- [AVAILABLE DATA]:
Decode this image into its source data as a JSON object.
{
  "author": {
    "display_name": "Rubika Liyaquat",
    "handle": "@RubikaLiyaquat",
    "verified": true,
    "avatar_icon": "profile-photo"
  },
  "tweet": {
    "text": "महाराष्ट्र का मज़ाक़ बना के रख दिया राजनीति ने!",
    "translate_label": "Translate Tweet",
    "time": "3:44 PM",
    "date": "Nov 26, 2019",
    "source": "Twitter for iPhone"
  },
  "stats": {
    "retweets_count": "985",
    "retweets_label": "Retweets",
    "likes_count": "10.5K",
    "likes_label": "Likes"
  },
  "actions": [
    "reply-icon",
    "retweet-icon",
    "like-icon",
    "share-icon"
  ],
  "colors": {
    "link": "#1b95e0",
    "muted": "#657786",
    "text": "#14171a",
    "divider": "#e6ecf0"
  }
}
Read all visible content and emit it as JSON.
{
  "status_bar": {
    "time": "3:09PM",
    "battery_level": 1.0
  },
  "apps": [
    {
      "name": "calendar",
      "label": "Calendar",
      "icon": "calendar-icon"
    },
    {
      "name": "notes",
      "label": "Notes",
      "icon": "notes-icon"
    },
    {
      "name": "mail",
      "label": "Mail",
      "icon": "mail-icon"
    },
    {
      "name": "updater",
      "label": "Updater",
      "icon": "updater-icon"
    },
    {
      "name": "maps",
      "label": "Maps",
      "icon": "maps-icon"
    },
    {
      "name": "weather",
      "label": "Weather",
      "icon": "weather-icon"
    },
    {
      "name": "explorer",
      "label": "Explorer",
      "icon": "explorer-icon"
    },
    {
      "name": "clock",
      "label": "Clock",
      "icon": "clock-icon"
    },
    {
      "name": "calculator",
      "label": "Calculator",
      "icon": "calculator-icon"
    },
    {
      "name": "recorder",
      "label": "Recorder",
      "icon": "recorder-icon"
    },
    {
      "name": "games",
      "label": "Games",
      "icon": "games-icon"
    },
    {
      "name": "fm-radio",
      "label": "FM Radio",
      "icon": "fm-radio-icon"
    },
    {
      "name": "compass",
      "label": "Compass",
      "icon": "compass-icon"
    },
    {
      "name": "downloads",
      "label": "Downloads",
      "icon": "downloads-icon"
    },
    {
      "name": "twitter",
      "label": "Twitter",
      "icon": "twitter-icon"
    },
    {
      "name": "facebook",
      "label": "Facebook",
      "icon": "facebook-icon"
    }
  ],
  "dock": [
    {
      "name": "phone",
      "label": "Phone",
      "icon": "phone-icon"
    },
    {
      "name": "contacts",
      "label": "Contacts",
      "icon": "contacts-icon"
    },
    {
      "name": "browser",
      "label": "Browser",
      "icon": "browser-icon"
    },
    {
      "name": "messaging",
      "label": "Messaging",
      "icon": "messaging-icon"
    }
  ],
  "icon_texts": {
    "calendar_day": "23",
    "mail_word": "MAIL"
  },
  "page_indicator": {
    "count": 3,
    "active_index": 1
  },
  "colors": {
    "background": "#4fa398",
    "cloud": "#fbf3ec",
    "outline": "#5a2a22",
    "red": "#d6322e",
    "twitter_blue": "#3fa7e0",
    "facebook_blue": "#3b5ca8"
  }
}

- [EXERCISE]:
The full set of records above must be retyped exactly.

- [SOLUTION FOR THIS PROBLEM]:
Decode this image into its source data as a JSON object.
{
  "author": {
    "display_name": "Rubika Liyaquat",
    "handle": "@RubikaLiyaquat",
    "verified": true,
    "avatar_icon": "profile-photo"
  },
  "tweet": {
    "text": "महाराष्ट्र का मज़ाक़ बना के रख दिया राजनीति ने!",
    "translate_label": "Translate Tweet",
    "time": "3:44 PM",
    "date": "Nov 26, 2019",
    "source": "Twitter for iPhone"
  },
  "stats": {
    "retweets_count": "985",
    "retweets_label": "Retweets",
    "likes_count": "10.5K",
    "likes_label": "Likes"
  },
  "actions": [
    "reply-icon",
    "retweet-icon",
    "like-icon",
    "share-icon"
  ],
  "colors": {
    "link": "#1b95e0",
    "muted": "#657786",
    "text": "#14171a",
    "divider": "#e6ecf0"
  }
}
Read all visible content and emit it as JSON.
{
  "status_bar": {
    "time": "3:09PM",
    "battery_level": 1.0
  },
  "apps": [
    {
      "name": "calendar",
      "label": "Calendar",
      "icon": "calendar-icon"
    },
    {
      "name": "notes",
      "label": "Notes",
      "icon": "notes-icon"
    },
    {
      "name": "mail",
      "label": "Mail",
      "icon": "mail-icon"
    },
    {
      "name": "updater",
      "label": "Updater",
      "icon": "updater-icon"
    },
    {
      "name": "maps",
      "label": "Maps",
      "icon": "maps-icon"
    },
    {
      "name": "weather",
      "label": "Weather",
      "icon": "weather-icon"
    },
    {
      "name": "explorer",
      "label": "Explorer",
      "icon": "explorer-icon"
    },
    {
      "name": "clock",
      "label": "Clock",
      "icon": "clock-icon"
    },
    {
      "name": "calculator",
      "label": "Calculator",
      "icon": "calculator-icon"
    },
    {
      "name": "recorder",
      "label": "Recorder",
      "icon": "recorder-icon"
    },
    {
      "name": "games",
      "label": "Games",
      "icon": "games-icon"
    },
    {
      "name": "fm-radio",
      "label": "FM Radio",
      "icon": "fm-radio-icon"
    },
    {
      "name": "compass",
      "label": "Compass",
      "icon": "compass-icon"
    },
    {
      "name": "downloads",
      "label": "Downloads",
      "icon": "downloads-icon"
    },
    {
      "name": "twitter",
      "label": "Twitter",
      "icon": "twitter-icon"
    },
    {
      "name": "facebook",
      "label": "Facebook",
      "icon": "facebook-icon"
    }
  ],
  "dock": [
    {
      "name": "phone",
      "label": "Phone",
      "icon": "phone-icon"
    },
    {
      "name": "contacts",
      "label": "Contacts",
      "icon": "contacts-icon"
    },
    {
      "name": "browser",
      "label": "Browser",
      "icon": "browser-icon"
    },
    {
      "name": "messaging",
      "label": "Messaging",
      "icon": "messaging-icon"
    }
  ],
  "icon_texts": {
    "calendar_day": "23",
    "mail_word": "MAIL"
  },
  "page_indicator": {
    "count": 3,
    "active_index": 1
  },
  "colors": {
    "background": "#4fa398",
    "cloud": "#fbf3ec",
    "outline": "#5a2a22",
    "red": "#d6322e",
    "twitter_blue": "#3fa7e0",
    "facebook_blue": "#3b5ca8"
  }
}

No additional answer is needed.